> _Action item_
Retype each line below precisely.

(Source material begins)

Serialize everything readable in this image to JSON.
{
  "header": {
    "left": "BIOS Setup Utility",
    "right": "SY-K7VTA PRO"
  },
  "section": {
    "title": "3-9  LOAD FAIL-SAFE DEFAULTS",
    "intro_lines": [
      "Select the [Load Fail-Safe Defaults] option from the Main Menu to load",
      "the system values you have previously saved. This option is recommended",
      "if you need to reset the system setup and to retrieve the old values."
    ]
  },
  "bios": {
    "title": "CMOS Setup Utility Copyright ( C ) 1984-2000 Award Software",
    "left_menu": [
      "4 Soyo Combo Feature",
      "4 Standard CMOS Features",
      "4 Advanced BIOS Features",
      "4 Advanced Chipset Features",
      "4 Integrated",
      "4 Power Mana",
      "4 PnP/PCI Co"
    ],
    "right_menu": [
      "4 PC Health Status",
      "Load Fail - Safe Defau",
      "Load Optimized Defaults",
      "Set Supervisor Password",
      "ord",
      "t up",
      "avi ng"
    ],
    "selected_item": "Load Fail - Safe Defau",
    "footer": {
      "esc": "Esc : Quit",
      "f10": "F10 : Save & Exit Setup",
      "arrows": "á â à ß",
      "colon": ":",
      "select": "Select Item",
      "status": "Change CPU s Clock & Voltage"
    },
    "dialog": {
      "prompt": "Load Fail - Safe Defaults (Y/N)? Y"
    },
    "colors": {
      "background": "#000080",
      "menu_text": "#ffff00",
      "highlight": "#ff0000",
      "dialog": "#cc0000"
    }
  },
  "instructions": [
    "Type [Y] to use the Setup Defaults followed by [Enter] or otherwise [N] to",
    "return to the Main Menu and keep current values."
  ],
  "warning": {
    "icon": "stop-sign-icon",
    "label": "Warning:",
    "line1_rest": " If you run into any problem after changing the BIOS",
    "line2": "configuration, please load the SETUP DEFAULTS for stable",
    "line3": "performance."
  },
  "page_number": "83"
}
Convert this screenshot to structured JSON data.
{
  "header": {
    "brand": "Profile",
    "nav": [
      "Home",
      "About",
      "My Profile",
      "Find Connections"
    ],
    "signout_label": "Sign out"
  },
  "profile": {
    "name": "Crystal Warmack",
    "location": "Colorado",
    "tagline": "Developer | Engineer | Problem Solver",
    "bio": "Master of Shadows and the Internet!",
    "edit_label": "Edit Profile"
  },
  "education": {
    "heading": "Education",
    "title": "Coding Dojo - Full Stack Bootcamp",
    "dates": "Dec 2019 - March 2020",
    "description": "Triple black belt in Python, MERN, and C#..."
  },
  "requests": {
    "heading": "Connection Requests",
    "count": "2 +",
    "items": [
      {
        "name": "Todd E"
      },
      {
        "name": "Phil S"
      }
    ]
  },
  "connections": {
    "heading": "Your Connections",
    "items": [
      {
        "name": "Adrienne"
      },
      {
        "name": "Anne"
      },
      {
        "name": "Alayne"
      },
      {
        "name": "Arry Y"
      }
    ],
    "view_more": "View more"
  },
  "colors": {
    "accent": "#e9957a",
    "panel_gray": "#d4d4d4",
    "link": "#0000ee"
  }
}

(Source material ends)

> _Reply to the task_
Serialize everything readable in this image to JSON.
{
  "header": {
    "left": "BIOS Setup Utility",
    "right": "SY-K7VTA PRO"
  },
  "section": {
    "title": "3-9  LOAD FAIL-SAFE DEFAULTS",
    "intro_lines": [
      "Select the [Load Fail-Safe Defaults] option from the Main Menu to load",
      "the system values you have previously saved. This option is recommended",
      "if you need to reset the system setup and to retrieve the old values."
    ]
  },
  "bios": {
    "title": "CMOS Setup Utility Copyright ( C ) 1984-2000 Award Software",
    "left_menu": [
      "4 Soyo Combo Feature",
      "4 Standard CMOS Features",
      "4 Advanced BIOS Features",
      "4 Advanced Chipset Features",
      "4 Integrated",
      "4 Power Mana",
      "4 PnP/PCI Co"
    ],
    "right_menu": [
      "4 PC Health Status",
      "Load Fail - Safe Defau",
      "Load Optimized Defaults",
      "Set Supervisor Password",
      "ord",
      "t up",
      "avi ng"
    ],
    "selected_item": "Load Fail - Safe Defau",
    "footer": {
      "esc": "Esc : Quit",
      "f10": "F10 : Save & Exit Setup",
      "arrows": "á â à ß",
      "colon": ":",
      "select": "Select Item",
      "status": "Change CPU s Clock & Voltage"
    },
    "dialog": {
      "prompt": "Load Fail - Safe Defaults (Y/N)? Y"
    },
    "colors": {
      "background": "#000080",
      "menu_text": "#ffff00",
      "highlight": "#ff0000",
      "dialog": "#cc0000"
    }
  },
  "instructions": [
    "Type [Y] to use the Setup Defaults followed by [Enter] or otherwise [N] to",
    "return to the Main Menu and keep current values."
  ],
  "warning": {
    "icon": "stop-sign-icon",
    "label": "Warning:",
    "line1_rest": " If you run into any problem after changing the BIOS",
    "line2": "configuration, please load the SETUP DEFAULTS for stable",
    "line3": "performance."
  },
  "page_number": "83"
}
Convert this screenshot to structured JSON data.
{
  "header": {
    "brand": "Profile",
    "nav": [
      "Home",
      "About",
      "My Profile",
      "Find Connections"
    ],
    "signout_label": "Sign out"
  },
  "profile": {
    "name": "Crystal Warmack",
    "location": "Colorado",
    "tagline": "Developer | Engineer | Problem Solver",
    "bio": "Master of Shadows and the Internet!",
    "edit_label": "Edit Profile"
  },
  "education": {
    "heading": "Education",
    "title": "Coding Dojo - Full Stack Bootcamp",
    "dates": "Dec 2019 - March 2020",
    "description": "Triple black belt in Python, MERN, and C#..."
  },
  "requests": {
    "heading": "Connection Requests",
    "count": "2 +",
    "items": [
      {
        "name": "Todd E"
      },
      {
        "name": "Phil S"
      }
    ]
  },
  "connections": {
    "heading": "Your Connections",
    "items": [
      {
        "name": "Adrienne"
      },
      {
        "name": "Anne"
      },
      {
        "name": "Alayne"
      },
      {
        "name": "Arry Y"
      }
    ],
    "view_more": "View more"
  },
  "colors": {
    "accent": "#e9957a",
    "panel_gray": "#d4d4d4",
    "link": "#0000ee"
  }
}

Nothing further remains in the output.